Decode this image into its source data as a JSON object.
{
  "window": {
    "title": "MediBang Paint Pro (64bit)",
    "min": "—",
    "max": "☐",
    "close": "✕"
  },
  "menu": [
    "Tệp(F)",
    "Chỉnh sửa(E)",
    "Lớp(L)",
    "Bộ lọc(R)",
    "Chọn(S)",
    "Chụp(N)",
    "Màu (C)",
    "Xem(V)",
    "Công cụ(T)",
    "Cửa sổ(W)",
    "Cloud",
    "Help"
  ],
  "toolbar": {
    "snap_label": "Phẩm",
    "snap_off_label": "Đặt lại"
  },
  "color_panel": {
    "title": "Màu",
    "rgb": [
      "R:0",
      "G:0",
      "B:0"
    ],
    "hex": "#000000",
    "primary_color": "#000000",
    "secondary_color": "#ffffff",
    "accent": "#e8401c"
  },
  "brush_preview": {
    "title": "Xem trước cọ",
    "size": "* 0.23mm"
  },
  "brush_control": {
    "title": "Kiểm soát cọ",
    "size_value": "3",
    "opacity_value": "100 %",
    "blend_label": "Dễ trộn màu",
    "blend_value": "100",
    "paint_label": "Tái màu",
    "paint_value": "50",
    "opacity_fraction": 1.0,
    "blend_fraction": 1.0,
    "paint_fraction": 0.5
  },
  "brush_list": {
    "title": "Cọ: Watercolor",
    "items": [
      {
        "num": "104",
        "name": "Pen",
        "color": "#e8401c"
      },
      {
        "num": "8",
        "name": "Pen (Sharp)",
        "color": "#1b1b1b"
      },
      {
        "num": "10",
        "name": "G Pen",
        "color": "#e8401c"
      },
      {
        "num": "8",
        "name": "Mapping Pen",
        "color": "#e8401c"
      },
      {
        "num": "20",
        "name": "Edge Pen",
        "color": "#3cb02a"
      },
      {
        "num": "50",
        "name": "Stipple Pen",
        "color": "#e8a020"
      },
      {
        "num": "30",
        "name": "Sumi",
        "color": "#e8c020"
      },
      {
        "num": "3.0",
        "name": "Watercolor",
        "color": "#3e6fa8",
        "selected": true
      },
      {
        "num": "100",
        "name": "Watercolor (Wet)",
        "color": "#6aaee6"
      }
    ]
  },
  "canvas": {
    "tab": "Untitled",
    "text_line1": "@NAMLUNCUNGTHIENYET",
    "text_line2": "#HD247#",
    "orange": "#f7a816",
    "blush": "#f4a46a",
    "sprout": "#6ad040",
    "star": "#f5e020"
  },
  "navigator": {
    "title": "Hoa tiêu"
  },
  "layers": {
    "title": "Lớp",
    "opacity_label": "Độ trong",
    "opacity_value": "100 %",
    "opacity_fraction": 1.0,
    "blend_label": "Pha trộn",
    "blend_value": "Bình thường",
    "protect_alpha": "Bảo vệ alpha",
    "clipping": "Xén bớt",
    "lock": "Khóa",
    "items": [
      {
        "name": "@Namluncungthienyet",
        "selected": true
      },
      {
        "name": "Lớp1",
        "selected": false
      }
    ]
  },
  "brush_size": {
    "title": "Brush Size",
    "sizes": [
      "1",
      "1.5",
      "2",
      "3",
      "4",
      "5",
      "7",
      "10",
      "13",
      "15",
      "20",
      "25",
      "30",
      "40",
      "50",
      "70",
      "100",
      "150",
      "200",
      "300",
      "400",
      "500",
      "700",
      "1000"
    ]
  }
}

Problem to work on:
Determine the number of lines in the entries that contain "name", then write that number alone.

Reply to the exercise:
11